==== The data

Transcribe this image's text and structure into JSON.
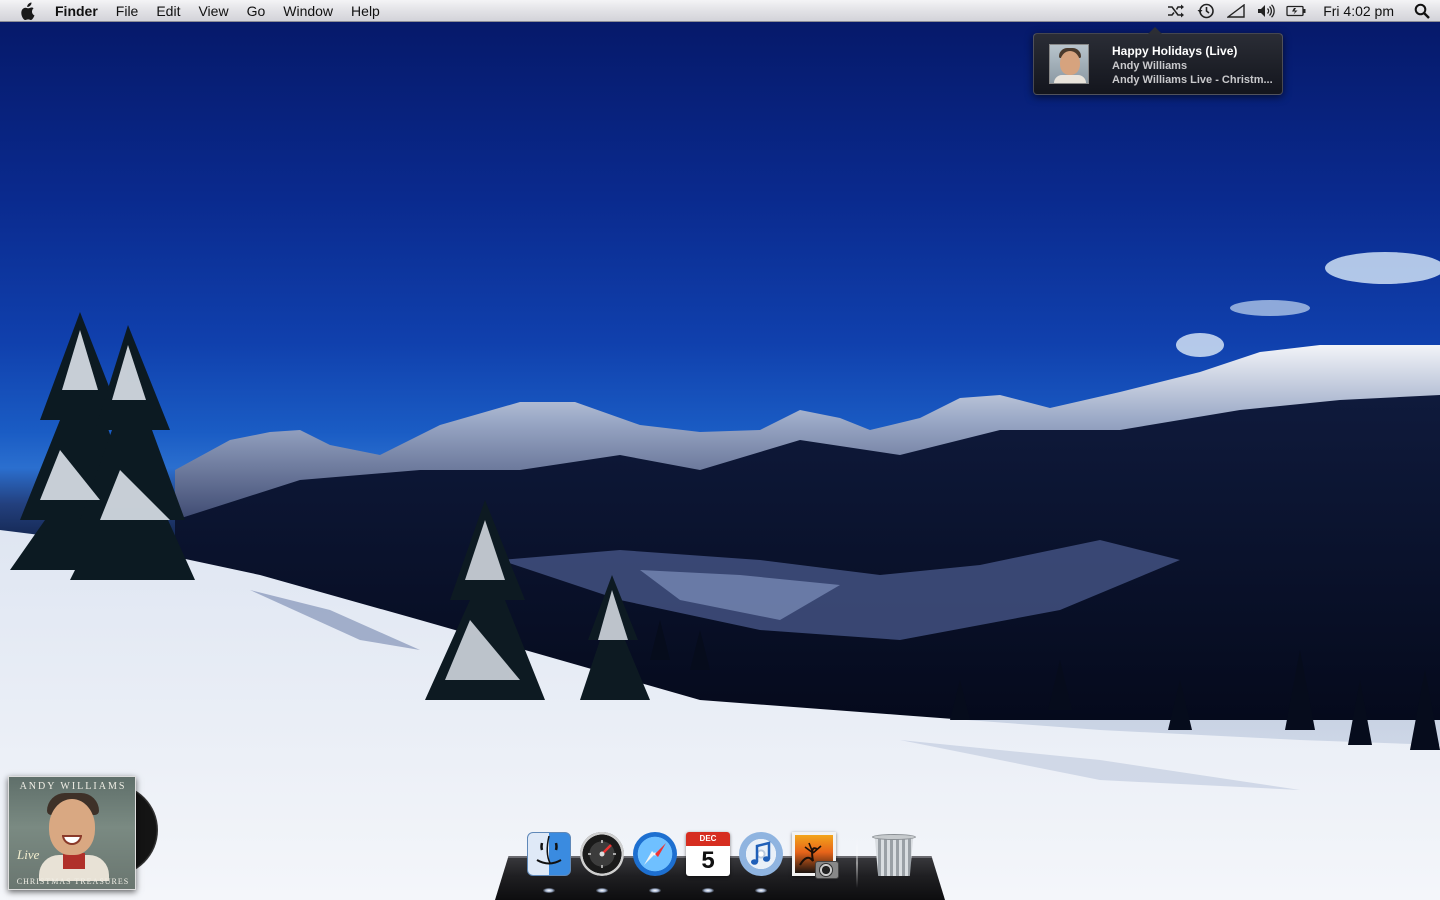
{
  "menubar": {
    "app_name": "Finder",
    "menus": [
      "File",
      "Edit",
      "View",
      "Go",
      "Window",
      "Help"
    ],
    "status_icons": [
      "shuffle-icon",
      "time-machine-icon",
      "wifi-signal-icon",
      "volume-icon",
      "battery-icon"
    ],
    "clock": "Fri 4:02 pm"
  },
  "now_playing": {
    "track": "Happy Holidays (Live)",
    "artist": "Andy Williams",
    "album": "Andy Williams Live - Christm..."
  },
  "album_widget": {
    "title": "ANDY WILLIAMS",
    "subtitle": "Live",
    "bottom": "CHRISTMAS TREASURES"
  },
  "dock": {
    "apps": [
      {
        "name": "Finder",
        "icon": "finder-icon",
        "running": true
      },
      {
        "name": "Dashboard",
        "icon": "dashboard-icon",
        "running": true
      },
      {
        "name": "Safari",
        "icon": "safari-icon",
        "running": true
      },
      {
        "name": "iCal",
        "icon": "ical-icon",
        "running": true,
        "month": "DEC",
        "day": "5"
      },
      {
        "name": "iTunes",
        "icon": "itunes-icon",
        "running": true
      },
      {
        "name": "iPhoto",
        "icon": "iphoto-icon",
        "running": false
      },
      {
        "name": "Trash",
        "icon": "trash-icon",
        "running": false
      }
    ]
  },
  "colors": {
    "sky_top": "#051766",
    "sky_bottom": "#2b6fcf",
    "snow": "#e9edf5",
    "menubar": "#e2e2e6"
  }
}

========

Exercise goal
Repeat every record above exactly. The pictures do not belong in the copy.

Response to this exercise
Transcribe this image's text and structure into JSON.
{
  "menubar": {
    "app_name": "Finder",
    "menus": [
      "File",
      "Edit",
      "View",
      "Go",
      "Window",
      "Help"
    ],
    "status_icons": [
      "shuffle-icon",
      "time-machine-icon",
      "wifi-signal-icon",
      "volume-icon",
      "battery-icon"
    ],
    "clock": "Fri 4:02 pm"
  },
  "now_playing": {
    "track": "Happy Holidays (Live)",
    "artist": "Andy Williams",
    "album": "Andy Williams Live - Christm..."
  },
  "album_widget": {
    "title": "ANDY WILLIAMS",
    "subtitle": "Live",
    "bottom": "CHRISTMAS TREASURES"
  },
  "dock": {
    "apps": [
      {
        "name": "Finder",
        "icon": "finder-icon",
        "running": true
      },
      {
        "name": "Dashboard",
        "icon": "dashboard-icon",
        "running": true
      },
      {
        "name": "Safari",
        "icon": "safari-icon",
        "running": true
      },
      {
        "name": "iCal",
        "icon": "ical-icon",
        "running": true,
        "month": "DEC",
        "day": "5"
      },
      {
        "name": "iTunes",
        "icon": "itunes-icon",
        "running": true
      },
      {
        "name": "iPhoto",
        "icon": "iphoto-icon",
        "running": false
      },
      {
        "name": "Trash",
        "icon": "trash-icon",
        "running": false
      }
    ]
  },
  "colors": {
    "sky_top": "#051766",
    "sky_bottom": "#2b6fcf",
    "snow": "#e9edf5",
    "menubar": "#e2e2e6"
  }
}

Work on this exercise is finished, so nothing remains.